RECORD EXCERPTS START
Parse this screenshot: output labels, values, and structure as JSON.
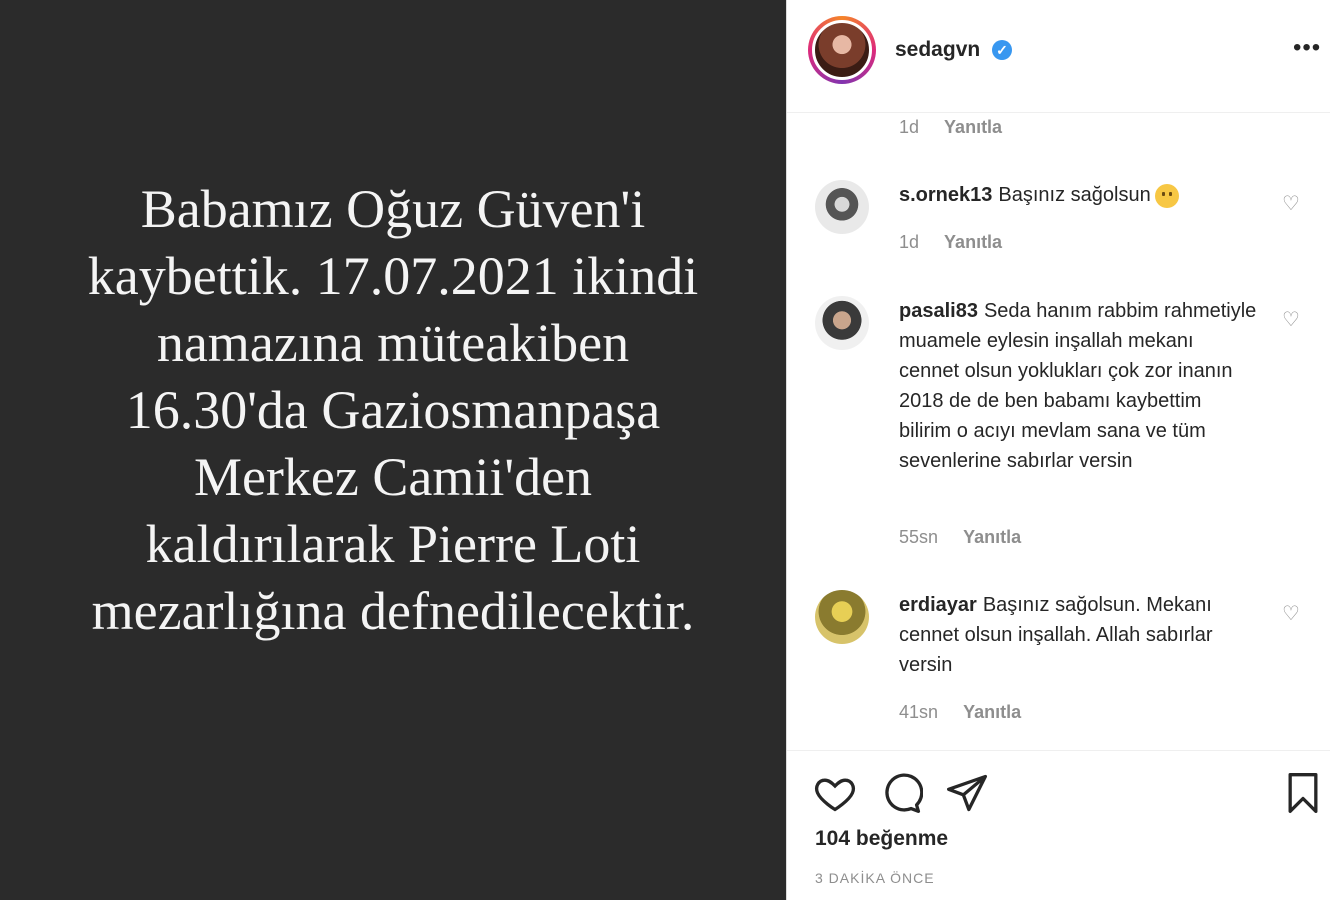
{
  "post": {
    "text": "Babamız Oğuz Güven'i\nkaybettik. 17.07.2021 ikindi\nnamazına müteakiben\n16.30'da  Gaziosmanpaşa\nMerkez Camii'den\nkaldırılarak Pierre Loti\nmezarlığına defnedilecektir."
  },
  "header": {
    "username": "sedagvn",
    "verified_mark": "✓",
    "more_label": "•••"
  },
  "comments": [
    {
      "meta_only": true,
      "time": "1d",
      "reply": "Yanıtla"
    },
    {
      "user": "s.ornek13",
      "text": "Başınız sağolsun",
      "emoji": "sad-face",
      "time": "1d",
      "reply": "Yanıtla"
    },
    {
      "user": "pasali83",
      "text": "Seda hanım rabbim rahmetiyle muamele eylesin inşallah mekanı cennet olsun yoklukları çok zor inanın 2018 de de ben babamı kaybettim bilirim o acıyı mevlam sana ve tüm sevenlerine sabırlar versin",
      "time": "55sn",
      "reply": "Yanıtla"
    },
    {
      "user": "erdiayar",
      "text": "Başınız sağolsun. Mekanı cennet olsun inşallah. Allah sabırlar versin",
      "time": "41sn",
      "reply": "Yanıtla"
    }
  ],
  "actions": {
    "icons": [
      "heart-icon",
      "comment-icon",
      "share-icon",
      "bookmark-icon"
    ],
    "likes": "104 beğenme",
    "time_ago": "3 DAKİKA ÖNCE"
  },
  "colors": {
    "post_bg": "#2b2b2b",
    "post_text": "#f4f4f4",
    "verified": "#3897f0",
    "muted": "#8e8e8e",
    "text": "#262626"
  }
}
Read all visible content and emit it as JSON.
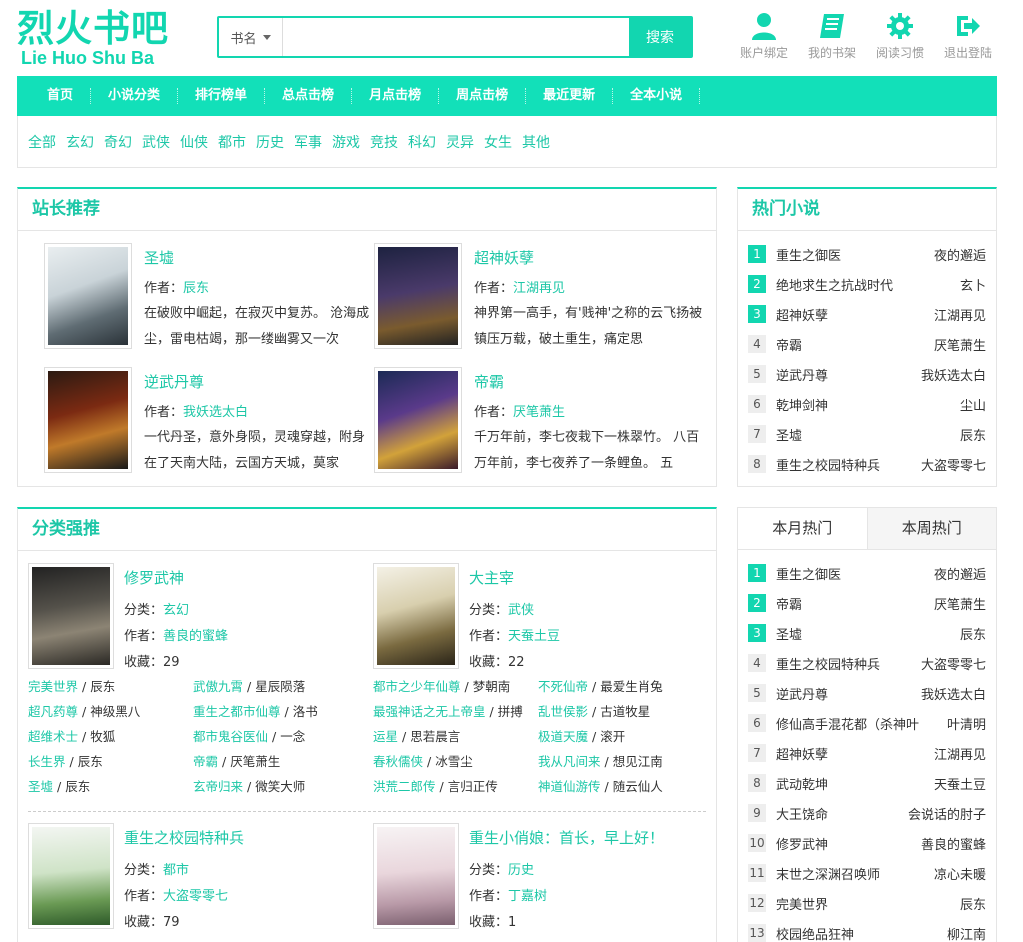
{
  "site": {
    "logo_cn": "烈火书吧",
    "logo_en": "Lie Huo Shu Ba"
  },
  "search": {
    "select_label": "书名",
    "placeholder": "",
    "button": "搜索"
  },
  "tools": [
    {
      "label": "账户绑定",
      "icon": "user-icon"
    },
    {
      "label": "我的书架",
      "icon": "book-icon"
    },
    {
      "label": "阅读习惯",
      "icon": "gear-icon"
    },
    {
      "label": "退出登陆",
      "icon": "logout-icon"
    }
  ],
  "nav": [
    "首页",
    "小说分类",
    "排行榜单",
    "总点击榜",
    "月点击榜",
    "周点击榜",
    "最近更新",
    "全本小说"
  ],
  "categories": [
    "全部",
    "玄幻",
    "奇幻",
    "武侠",
    "仙侠",
    "都市",
    "历史",
    "军事",
    "游戏",
    "竞技",
    "科幻",
    "灵异",
    "女生",
    "其他"
  ],
  "recommend": {
    "title": "站长推荐",
    "author_label": "作者：",
    "books": [
      {
        "title": "圣墟",
        "author": "辰东",
        "desc": "在破败中崛起，在寂灭中复苏。 沧海成尘，雷电枯竭，那一缕幽雾又一次"
      },
      {
        "title": "超神妖孽",
        "author": "江湖再见",
        "desc": "神界第一高手，有'贱神'之称的云飞扬被镇压万载，破土重生，痛定思"
      },
      {
        "title": "逆武丹尊",
        "author": "我妖选太白",
        "desc": "一代丹圣，意外身陨，灵魂穿越，附身在了天南大陆，云国方天城，莫家"
      },
      {
        "title": "帝霸",
        "author": "厌笔萧生",
        "desc": "千万年前，李七夜栽下一株翠竹。 八百万年前，李七夜养了一条鲤鱼。 五"
      }
    ]
  },
  "hot": {
    "title": "热门小说",
    "items": [
      {
        "rank": "1",
        "name": "重生之御医",
        "author": "夜的邂逅"
      },
      {
        "rank": "2",
        "name": "绝地求生之抗战时代",
        "author": "玄卜"
      },
      {
        "rank": "3",
        "name": "超神妖孽",
        "author": "江湖再见"
      },
      {
        "rank": "4",
        "name": "帝霸",
        "author": "厌笔萧生"
      },
      {
        "rank": "5",
        "name": "逆武丹尊",
        "author": "我妖选太白"
      },
      {
        "rank": "6",
        "name": "乾坤剑神",
        "author": "尘山"
      },
      {
        "rank": "7",
        "name": "圣墟",
        "author": "辰东"
      },
      {
        "rank": "8",
        "name": "重生之校园特种兵",
        "author": "大盗零零七"
      }
    ]
  },
  "classified": {
    "title": "分类强推",
    "category_label": "分类：",
    "author_label": "作者：",
    "fav_label": "收藏：",
    "blocks": [
      {
        "title": "修罗武神",
        "category": "玄幻",
        "author": "善良的蜜蜂",
        "favs": "29",
        "links": [
          [
            {
              "b": "完美世界",
              "a": "辰东"
            },
            {
              "b": "武傲九霄",
              "a": "星辰陨落"
            }
          ],
          [
            {
              "b": "超凡药尊",
              "a": "神级黑八"
            },
            {
              "b": "重生之都市仙尊",
              "a": "洛书"
            }
          ],
          [
            {
              "b": "超维术士",
              "a": "牧狐"
            },
            {
              "b": "都市鬼谷医仙",
              "a": "一念"
            }
          ],
          [
            {
              "b": "长生界",
              "a": "辰东"
            },
            {
              "b": "帝霸",
              "a": "厌笔萧生"
            }
          ],
          [
            {
              "b": "圣墟",
              "a": "辰东"
            },
            {
              "b": "玄帝归来",
              "a": "微笑大师"
            }
          ]
        ]
      },
      {
        "title": "大主宰",
        "category": "武侠",
        "author": "天蚕土豆",
        "favs": "22",
        "links": [
          [
            {
              "b": "都市之少年仙尊",
              "a": "梦朝南"
            },
            {
              "b": "不死仙帝",
              "a": "最爱生肖兔"
            }
          ],
          [
            {
              "b": "最强神话之无上帝皇",
              "a": "拼搏"
            },
            {
              "b": "乱世侯影",
              "a": "古道牧星"
            }
          ],
          [
            {
              "b": "运星",
              "a": "思若晨言"
            },
            {
              "b": "极道天魔",
              "a": "滚开"
            }
          ],
          [
            {
              "b": "春秋儒侠",
              "a": "冰雪尘"
            },
            {
              "b": "我从凡间来",
              "a": "想见江南"
            }
          ],
          [
            {
              "b": "洪荒二郎传",
              "a": "言归正传"
            },
            {
              "b": "神道仙游传",
              "a": "随云仙人"
            }
          ]
        ]
      },
      {
        "title": "重生之校园特种兵",
        "category": "都市",
        "author": "大盗零零七",
        "favs": "79"
      },
      {
        "title": "重生小俏娘：首长，早上好！",
        "category": "历史",
        "author": "丁嘉树",
        "favs": "1"
      }
    ]
  },
  "monthly": {
    "tab_month": "本月热门",
    "tab_week": "本周热门",
    "items": [
      {
        "rank": "1",
        "name": "重生之御医",
        "author": "夜的邂逅"
      },
      {
        "rank": "2",
        "name": "帝霸",
        "author": "厌笔萧生"
      },
      {
        "rank": "3",
        "name": "圣墟",
        "author": "辰东"
      },
      {
        "rank": "4",
        "name": "重生之校园特种兵",
        "author": "大盗零零七"
      },
      {
        "rank": "5",
        "name": "逆武丹尊",
        "author": "我妖选太白"
      },
      {
        "rank": "6",
        "name": "修仙高手混花都（杀神叶",
        "author": "叶清明"
      },
      {
        "rank": "7",
        "name": "超神妖孽",
        "author": "江湖再见"
      },
      {
        "rank": "8",
        "name": "武动乾坤",
        "author": "天蚕土豆"
      },
      {
        "rank": "9",
        "name": "大王饶命",
        "author": "会说话的肘子"
      },
      {
        "rank": "10",
        "name": "修罗武神",
        "author": "善良的蜜蜂"
      },
      {
        "rank": "11",
        "name": "末世之深渊召唤师",
        "author": "凉心未暖"
      },
      {
        "rank": "12",
        "name": "完美世界",
        "author": "辰东"
      },
      {
        "rank": "13",
        "name": "校园绝品狂神",
        "author": "柳江南"
      }
    ]
  },
  "colors": {
    "accent": "#12d6b0",
    "link": "#1dc7a7"
  }
}
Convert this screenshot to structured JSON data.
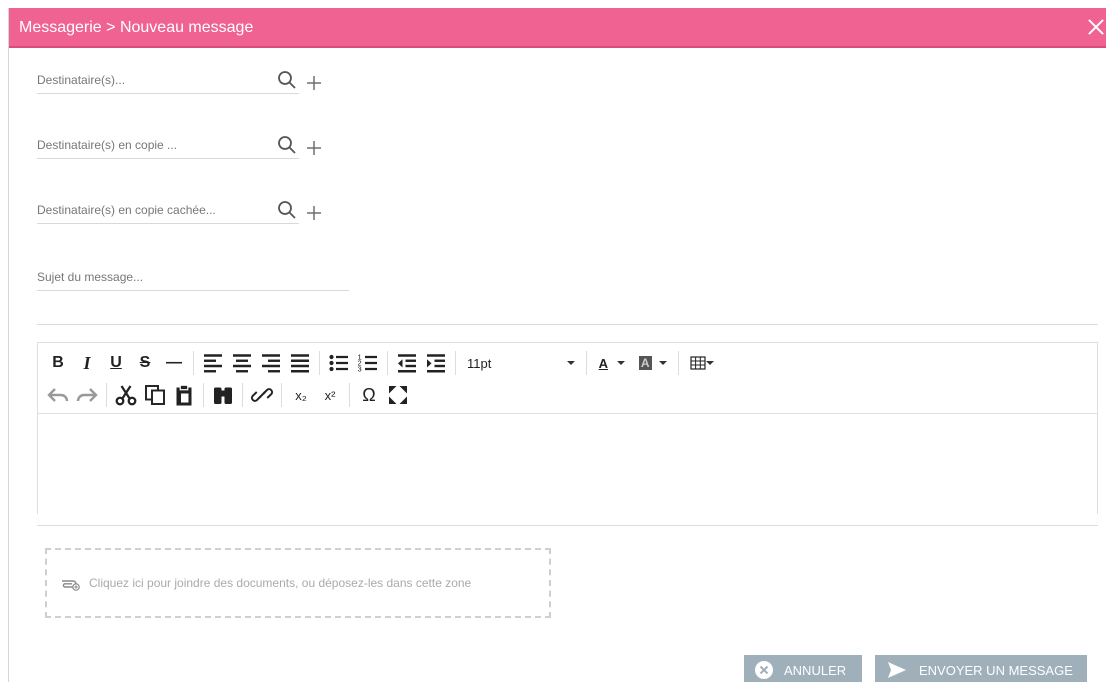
{
  "window": {
    "title": "Messagerie > Nouveau message",
    "accent": "#f06292"
  },
  "fields": {
    "to_placeholder": "Destinataire(s)...",
    "cc_placeholder": "Destinataire(s) en copie ...",
    "bcc_placeholder": "Destinataire(s) en copie cachée...",
    "subject_placeholder": "Sujet du message..."
  },
  "toolbar": {
    "bold": "B",
    "italic": "I",
    "underline": "U",
    "strike": "S",
    "hr": "—",
    "font_size": "11pt",
    "font_color_letter": "A",
    "bg_color_letter": "A",
    "omega": "Ω",
    "subscript": "x₂",
    "superscript": "x²"
  },
  "attachments": {
    "hint": "Cliquez ici pour joindre des documents, ou déposez-les dans cette zone"
  },
  "actions": {
    "cancel": "ANNULER",
    "send": "ENVOYER UN MESSAGE"
  }
}
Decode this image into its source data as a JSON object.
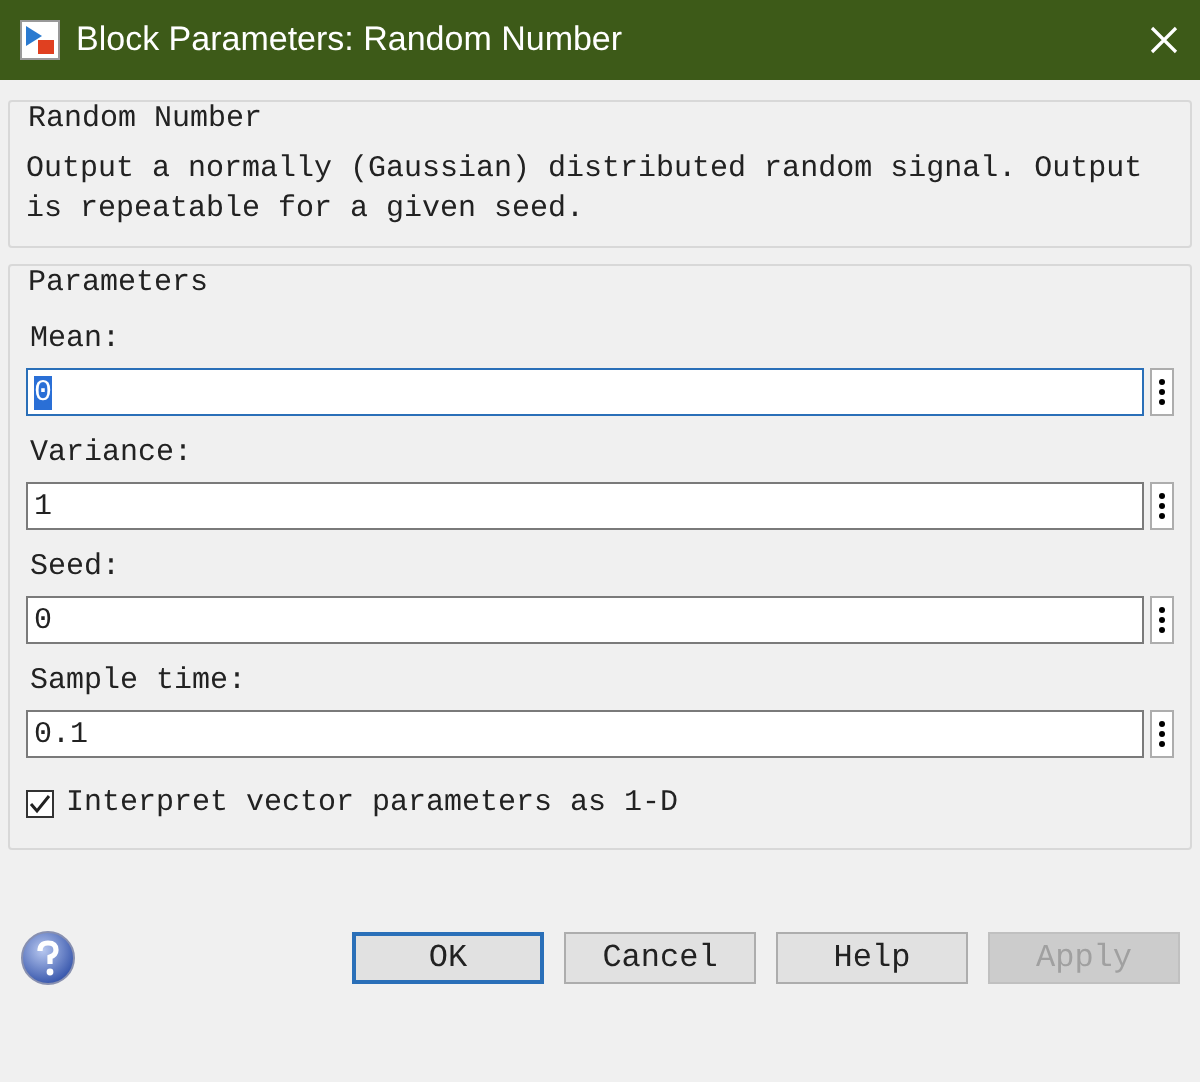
{
  "window": {
    "title": "Block Parameters: Random Number"
  },
  "description": {
    "title": "Random Number",
    "text": "Output a normally (Gaussian) distributed random signal.  Output is repeatable for a given seed."
  },
  "parameters": {
    "title": "Parameters",
    "fields": [
      {
        "label": "Mean:",
        "value": "0",
        "focused": true
      },
      {
        "label": "Variance:",
        "value": "1",
        "focused": false
      },
      {
        "label": "Seed:",
        "value": "0",
        "focused": false
      },
      {
        "label": "Sample time:",
        "value": "0.1",
        "focused": false
      }
    ],
    "checkbox": {
      "label": "Interpret vector parameters as 1-D",
      "checked": true
    }
  },
  "buttons": [
    {
      "label": "OK",
      "default": true,
      "disabled": false
    },
    {
      "label": "Cancel",
      "default": false,
      "disabled": false
    },
    {
      "label": "Help",
      "default": false,
      "disabled": false
    },
    {
      "label": "Apply",
      "default": false,
      "disabled": true
    }
  ]
}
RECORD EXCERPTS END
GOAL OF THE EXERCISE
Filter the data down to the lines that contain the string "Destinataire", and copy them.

YOUR RESPONSE
    "to_placeholder": "Destinataire(s)...",
    "cc_placeholder": "Destinataire(s) en copie ...",
    "bcc_placeholder": "Destinataire(s) en copie cachée...",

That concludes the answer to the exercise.